Verse 13. - But exhort one another (literally, yourselves, as in Colossians 3:16, the idea being that of the responsibility of the believers themselves in keeping their own faith alive; the Church must keep itself from apostasy by the mutual admonitions of its members), day by day, so long as it is called Today (i.e. while the "Today," τὸ σήμερον, of the psalm is still called so, καλεῖται: while you are still living day by day within the limit of its meaning); lest any one of you be hardened (still referring to the warning of the psalm) by the deceitfulness of sin. Here again, as in ver. 12, the possible result of obdurate unbelief is distinctly traced to moral culpability. Sin is a deceiver (cf. Romans 7:11; Ephesians 4:22); it distorts the spiritual vision, causes us to take false views of things, and to lose our clear view of truth; and continued dalliance with sin may hare its result in final obduracy, which, as above remarked, is our own doing as it comes of our sin, God's doing as it comes of his judgment. The sin contemplated in the case of the Hebrew Christians as not unlikely to have its result in obduracy was, not only imperfect appreciation of the true character of the gospel revelation, and consequent remissness in mutual admonition and attendance at Christian worship (Hebrews 10:25), but also, as a further consequence of such remissness, failure in the moral purity of life, the active charity, the disentanglement from the world, and the endurance of persecution, required of Christians. This appears from the earnest exhortations that follow afterwards against all such shortcomings (see especially Hebrews 10:19-26, 32-39; Hebrews 12:1-18; Hebrews 13:1-20). It was especially by conscientious perseverance in the religious life that they might hope to keep their religious faith steadfast and unclouded to the end; in accordance with Christ's own saying, "If any man will do (θέλη ποιεῖν) his will, he shall know of the doctrine, whether it be of God." Hebrews 3:13While it is called to-day (ἄρχις οὗ τὸ σήμερον καλεῖται)
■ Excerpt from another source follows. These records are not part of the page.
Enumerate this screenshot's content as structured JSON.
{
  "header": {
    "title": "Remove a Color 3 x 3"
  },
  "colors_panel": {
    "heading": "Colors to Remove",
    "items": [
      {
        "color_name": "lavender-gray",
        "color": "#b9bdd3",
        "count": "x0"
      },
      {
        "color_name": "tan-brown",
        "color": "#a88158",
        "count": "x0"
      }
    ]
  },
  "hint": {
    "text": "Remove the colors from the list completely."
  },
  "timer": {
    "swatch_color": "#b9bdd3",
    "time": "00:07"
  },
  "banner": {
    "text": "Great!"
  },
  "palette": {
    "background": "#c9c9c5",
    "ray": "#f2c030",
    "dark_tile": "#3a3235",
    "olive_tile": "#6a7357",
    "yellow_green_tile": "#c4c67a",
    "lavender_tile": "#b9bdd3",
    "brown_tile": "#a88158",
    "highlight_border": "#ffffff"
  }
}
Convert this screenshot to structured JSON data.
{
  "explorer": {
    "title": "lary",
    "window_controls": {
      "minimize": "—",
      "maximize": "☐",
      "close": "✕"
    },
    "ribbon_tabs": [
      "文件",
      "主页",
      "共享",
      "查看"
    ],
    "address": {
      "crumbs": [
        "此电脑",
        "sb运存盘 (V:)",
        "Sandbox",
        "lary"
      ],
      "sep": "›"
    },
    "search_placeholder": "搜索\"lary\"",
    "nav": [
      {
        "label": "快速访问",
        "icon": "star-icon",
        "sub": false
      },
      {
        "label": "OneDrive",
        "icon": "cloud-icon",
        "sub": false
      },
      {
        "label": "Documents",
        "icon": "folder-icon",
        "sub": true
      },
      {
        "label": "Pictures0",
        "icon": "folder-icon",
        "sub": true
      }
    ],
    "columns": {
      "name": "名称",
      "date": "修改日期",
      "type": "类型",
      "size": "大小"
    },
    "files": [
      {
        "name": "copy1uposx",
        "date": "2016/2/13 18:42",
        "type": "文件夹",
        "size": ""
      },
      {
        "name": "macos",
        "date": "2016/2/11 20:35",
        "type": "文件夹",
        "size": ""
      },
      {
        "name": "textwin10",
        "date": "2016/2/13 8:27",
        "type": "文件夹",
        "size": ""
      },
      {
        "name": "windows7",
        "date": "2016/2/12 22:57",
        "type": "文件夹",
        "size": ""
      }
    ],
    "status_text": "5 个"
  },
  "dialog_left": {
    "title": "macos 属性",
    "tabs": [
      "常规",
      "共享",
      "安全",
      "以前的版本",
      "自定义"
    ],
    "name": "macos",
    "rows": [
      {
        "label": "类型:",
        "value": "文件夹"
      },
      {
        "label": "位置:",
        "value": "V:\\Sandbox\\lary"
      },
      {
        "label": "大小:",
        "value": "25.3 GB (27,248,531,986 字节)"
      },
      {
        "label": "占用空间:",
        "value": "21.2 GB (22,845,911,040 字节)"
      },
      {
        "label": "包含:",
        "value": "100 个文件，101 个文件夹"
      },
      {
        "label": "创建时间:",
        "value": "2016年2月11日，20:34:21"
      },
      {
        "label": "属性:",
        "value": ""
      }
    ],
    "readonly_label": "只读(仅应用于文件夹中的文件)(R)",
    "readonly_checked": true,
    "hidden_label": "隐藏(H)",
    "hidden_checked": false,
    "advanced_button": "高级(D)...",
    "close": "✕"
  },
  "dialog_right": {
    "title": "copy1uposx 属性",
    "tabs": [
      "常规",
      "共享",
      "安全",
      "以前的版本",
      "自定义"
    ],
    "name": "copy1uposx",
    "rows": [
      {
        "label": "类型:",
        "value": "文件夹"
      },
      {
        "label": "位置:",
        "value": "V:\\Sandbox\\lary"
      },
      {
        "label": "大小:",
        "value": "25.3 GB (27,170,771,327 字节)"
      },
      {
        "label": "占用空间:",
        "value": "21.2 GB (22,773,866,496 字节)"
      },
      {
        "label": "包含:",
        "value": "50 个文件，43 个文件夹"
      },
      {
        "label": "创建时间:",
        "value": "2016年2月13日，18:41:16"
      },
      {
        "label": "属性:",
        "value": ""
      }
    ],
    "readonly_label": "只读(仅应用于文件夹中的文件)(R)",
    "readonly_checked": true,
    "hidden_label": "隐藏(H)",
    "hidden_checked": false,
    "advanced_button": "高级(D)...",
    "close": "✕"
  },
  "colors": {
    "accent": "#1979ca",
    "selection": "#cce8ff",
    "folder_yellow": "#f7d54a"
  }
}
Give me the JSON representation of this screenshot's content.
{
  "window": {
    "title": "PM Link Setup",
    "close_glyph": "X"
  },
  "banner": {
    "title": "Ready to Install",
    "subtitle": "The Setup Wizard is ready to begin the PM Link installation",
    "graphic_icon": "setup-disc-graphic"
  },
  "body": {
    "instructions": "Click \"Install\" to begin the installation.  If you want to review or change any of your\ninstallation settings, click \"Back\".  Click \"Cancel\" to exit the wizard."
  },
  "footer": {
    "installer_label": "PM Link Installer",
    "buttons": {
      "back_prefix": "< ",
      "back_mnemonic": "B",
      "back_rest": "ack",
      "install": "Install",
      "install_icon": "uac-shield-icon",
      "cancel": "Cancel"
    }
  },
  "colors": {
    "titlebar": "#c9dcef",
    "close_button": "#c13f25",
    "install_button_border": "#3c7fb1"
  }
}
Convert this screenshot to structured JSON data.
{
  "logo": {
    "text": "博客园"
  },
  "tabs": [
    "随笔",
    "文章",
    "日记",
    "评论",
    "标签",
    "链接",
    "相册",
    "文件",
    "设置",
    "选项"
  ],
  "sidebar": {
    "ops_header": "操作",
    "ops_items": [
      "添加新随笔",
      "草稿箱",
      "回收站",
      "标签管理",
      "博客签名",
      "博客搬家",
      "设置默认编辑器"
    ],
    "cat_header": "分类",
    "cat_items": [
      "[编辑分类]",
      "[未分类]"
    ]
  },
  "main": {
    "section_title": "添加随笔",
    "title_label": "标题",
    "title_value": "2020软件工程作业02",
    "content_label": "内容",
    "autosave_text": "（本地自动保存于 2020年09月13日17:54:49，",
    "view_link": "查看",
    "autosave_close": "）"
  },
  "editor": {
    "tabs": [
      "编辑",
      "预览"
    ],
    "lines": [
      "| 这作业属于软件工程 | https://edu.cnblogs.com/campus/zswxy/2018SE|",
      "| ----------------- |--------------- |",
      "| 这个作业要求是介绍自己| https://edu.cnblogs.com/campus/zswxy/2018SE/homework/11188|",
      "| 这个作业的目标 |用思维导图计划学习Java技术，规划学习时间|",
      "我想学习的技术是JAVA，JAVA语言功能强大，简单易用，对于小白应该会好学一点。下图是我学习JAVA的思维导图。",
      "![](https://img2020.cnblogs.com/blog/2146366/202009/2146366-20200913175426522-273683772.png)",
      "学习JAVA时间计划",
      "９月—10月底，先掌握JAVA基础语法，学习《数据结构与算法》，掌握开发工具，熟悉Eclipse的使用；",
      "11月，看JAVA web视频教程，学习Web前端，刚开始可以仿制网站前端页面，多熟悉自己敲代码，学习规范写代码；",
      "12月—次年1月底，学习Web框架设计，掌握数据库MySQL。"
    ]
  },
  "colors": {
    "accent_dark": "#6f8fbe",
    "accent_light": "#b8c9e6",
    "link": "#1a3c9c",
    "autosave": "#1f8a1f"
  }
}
Lit. so long as the to-day is being named. The article points to the former expression - the "to-day" of Hebrews 3:7. It is the day of grace, while salvation through Christ is still attainable.

Through the deceitfulness of sin (ἀπάτῃ τῆς ἁμαρίας)

Ἀπάτη is rather a trick, stratagem, deceit, than the quality of deceitfulness. The warning is against being hardened by a trick which their sin may play them. Note the article, the or his sin - the sin of departing from the living God. The particular deceit in this case would be the illusion of faithfulness to the past.

Hebrews 3:13 Interlinear
Hebrews 3:13 Parallel Texts

Hebrews 3:13 NIV
Hebrews 3:13 NLT
Hebrews 3:13 ESV
Hebrews 3:13 NASB
Hebrews 3:13 KJV

Hebrews 3:13 Bible Apps
Hebrews 3:13 Parallel
Hebrews 3:13 Biblia Paralela
Hebrews 3:13 Chinese Bible
Hebrews 3:13 French Bible
Hebrews 3:13 German Bible

Bible Hub

Hebrews 3:12
Top of Page
Top of Page